Benghazi, Libya (CNN) — Walking along the tree-lined gravel track towards one of the Roman Empire’s greatest architectural legacies, little can prepare you for what you are about to experience.
As you emerge from the shade of the tall poplars the towering stone edifice that guards Leptis Magna’s approaches appears. It is simultaneously stunning and evocative. Like a blow to the sternum, it quickens the heart.
Septimus Severus’s gate, a tribute to the Roman emperor responsible for much of what remains today, stands astride great Roman roadways.
Severus, like the country’s most recent modern day ruler Moammar Gadhafi, spent lavishly on his hometown transforming it reputedly into the third greatest city in Africa, rivaling Carthage and Alexandria.
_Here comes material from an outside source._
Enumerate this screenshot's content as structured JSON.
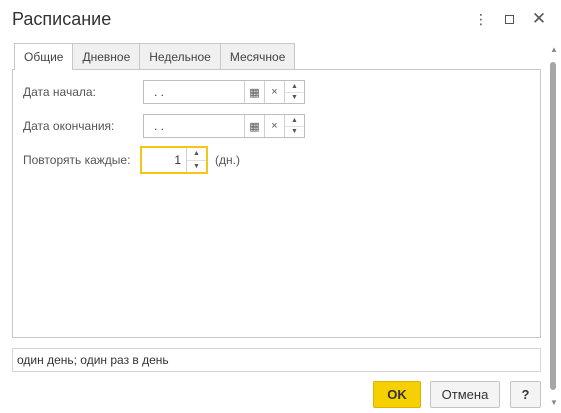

Here that empire feels real. The roads east and west marched alongside Africa’s coast, and the roads south to the desert deeper in to African continent and the road north to the harbor, the Mediterranean sea and the wealth of the Roman empire beyond. Read more.